── Records to use ──
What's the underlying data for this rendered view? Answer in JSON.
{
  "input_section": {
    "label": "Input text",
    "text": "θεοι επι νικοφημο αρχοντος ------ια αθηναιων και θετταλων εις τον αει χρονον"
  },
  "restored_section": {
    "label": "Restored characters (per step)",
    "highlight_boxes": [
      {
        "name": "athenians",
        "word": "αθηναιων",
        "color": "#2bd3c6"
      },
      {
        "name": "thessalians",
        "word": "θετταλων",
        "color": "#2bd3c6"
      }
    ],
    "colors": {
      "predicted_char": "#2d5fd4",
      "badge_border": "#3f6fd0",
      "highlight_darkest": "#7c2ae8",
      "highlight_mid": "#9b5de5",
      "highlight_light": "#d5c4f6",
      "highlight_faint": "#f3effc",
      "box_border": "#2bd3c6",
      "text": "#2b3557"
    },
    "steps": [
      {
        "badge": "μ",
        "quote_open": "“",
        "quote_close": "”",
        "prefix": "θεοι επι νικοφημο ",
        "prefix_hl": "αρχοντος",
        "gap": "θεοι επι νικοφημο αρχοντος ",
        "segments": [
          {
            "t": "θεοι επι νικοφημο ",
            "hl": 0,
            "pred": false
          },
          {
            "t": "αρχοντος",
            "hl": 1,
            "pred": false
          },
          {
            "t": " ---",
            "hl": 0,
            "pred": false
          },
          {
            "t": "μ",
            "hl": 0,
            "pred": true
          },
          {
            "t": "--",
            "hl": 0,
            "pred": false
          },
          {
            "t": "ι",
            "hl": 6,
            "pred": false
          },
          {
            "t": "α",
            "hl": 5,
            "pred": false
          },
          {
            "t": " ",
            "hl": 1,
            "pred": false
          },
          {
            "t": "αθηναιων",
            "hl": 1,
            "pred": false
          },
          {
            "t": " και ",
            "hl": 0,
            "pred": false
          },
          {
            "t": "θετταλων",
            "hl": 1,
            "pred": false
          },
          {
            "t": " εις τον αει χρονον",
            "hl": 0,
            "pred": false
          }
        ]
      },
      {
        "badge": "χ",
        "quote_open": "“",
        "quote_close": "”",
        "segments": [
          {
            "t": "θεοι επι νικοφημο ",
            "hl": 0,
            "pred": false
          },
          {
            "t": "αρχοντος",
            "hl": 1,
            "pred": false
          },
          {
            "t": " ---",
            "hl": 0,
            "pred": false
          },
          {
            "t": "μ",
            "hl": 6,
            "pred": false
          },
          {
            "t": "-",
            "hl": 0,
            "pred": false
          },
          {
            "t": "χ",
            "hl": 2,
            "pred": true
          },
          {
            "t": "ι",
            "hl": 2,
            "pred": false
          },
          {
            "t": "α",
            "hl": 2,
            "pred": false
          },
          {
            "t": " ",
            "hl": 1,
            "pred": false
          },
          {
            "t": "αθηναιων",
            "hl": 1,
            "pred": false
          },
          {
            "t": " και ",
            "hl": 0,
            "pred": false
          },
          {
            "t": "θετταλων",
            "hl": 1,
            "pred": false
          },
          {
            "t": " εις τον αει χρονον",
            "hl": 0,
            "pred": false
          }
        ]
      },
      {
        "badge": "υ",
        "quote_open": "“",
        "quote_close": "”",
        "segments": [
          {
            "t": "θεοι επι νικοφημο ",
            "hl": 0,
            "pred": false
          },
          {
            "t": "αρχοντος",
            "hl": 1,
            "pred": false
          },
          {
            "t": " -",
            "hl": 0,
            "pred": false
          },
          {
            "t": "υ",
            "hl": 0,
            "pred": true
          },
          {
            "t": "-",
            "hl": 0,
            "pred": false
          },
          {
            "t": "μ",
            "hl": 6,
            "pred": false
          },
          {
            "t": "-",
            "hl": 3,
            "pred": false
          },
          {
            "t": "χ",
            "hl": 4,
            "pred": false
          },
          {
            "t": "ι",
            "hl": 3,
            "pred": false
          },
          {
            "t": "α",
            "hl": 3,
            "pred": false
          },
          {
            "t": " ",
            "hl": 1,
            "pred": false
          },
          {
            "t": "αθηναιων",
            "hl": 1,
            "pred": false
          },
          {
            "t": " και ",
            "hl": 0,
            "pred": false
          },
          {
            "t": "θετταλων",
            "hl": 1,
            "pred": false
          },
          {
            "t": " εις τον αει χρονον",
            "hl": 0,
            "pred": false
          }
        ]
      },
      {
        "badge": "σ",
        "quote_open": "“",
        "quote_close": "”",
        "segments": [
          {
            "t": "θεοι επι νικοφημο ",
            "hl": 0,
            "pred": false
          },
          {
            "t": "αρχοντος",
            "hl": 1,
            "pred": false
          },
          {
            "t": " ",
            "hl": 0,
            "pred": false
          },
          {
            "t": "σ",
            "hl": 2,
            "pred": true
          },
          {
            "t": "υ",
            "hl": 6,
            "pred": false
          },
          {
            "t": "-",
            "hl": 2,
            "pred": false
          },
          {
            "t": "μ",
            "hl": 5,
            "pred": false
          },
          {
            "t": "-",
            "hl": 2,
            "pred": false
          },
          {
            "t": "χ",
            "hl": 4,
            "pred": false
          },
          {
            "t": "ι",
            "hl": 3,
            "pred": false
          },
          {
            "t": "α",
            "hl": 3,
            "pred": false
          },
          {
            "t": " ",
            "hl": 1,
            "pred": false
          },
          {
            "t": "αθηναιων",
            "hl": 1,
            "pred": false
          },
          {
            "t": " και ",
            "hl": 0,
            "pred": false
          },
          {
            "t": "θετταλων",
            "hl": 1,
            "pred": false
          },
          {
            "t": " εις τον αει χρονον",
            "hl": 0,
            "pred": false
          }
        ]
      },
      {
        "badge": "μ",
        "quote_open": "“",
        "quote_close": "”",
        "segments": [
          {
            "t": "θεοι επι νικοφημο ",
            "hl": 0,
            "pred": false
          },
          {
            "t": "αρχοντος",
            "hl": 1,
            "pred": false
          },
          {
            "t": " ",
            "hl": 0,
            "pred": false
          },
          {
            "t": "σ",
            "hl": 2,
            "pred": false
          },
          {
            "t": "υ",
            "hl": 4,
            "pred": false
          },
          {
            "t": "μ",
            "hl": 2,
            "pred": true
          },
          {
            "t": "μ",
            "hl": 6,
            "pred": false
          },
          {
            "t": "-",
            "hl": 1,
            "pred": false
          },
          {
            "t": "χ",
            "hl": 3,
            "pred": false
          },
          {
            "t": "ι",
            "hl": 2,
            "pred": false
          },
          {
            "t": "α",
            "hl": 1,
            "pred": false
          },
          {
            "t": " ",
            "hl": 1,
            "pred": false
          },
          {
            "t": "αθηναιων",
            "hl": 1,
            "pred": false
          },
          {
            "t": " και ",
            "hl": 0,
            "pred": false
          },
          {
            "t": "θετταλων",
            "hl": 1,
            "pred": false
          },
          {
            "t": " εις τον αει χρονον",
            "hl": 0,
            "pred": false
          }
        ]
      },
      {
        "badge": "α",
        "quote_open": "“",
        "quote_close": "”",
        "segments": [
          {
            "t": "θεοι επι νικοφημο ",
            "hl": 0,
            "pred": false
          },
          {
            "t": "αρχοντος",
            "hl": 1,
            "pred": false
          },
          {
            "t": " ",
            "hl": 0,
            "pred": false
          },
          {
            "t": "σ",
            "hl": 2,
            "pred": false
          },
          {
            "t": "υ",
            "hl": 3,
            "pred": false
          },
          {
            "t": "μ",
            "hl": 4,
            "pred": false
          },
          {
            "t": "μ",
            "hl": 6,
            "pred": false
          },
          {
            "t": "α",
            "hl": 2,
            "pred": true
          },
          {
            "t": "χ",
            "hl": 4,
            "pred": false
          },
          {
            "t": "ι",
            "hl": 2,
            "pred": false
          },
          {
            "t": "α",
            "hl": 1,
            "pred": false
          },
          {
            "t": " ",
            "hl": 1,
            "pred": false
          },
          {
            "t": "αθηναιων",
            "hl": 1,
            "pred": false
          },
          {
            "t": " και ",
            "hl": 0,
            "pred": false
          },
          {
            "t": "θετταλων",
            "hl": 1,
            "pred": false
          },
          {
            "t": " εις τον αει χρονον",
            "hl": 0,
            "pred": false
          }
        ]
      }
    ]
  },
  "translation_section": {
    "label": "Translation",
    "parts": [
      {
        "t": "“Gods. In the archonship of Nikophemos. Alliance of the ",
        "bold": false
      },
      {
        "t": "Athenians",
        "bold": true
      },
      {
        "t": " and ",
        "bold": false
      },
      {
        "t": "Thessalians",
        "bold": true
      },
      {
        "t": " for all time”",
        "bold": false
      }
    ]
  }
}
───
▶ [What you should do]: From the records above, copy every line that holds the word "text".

▶ [Task answer]:
    "label": "Input text",
    "text": "θεοι επι νικοφημο αρχοντος ------ια αθηναιων και θετταλων εις τον αει χρονον"
      "text": "#2b3557"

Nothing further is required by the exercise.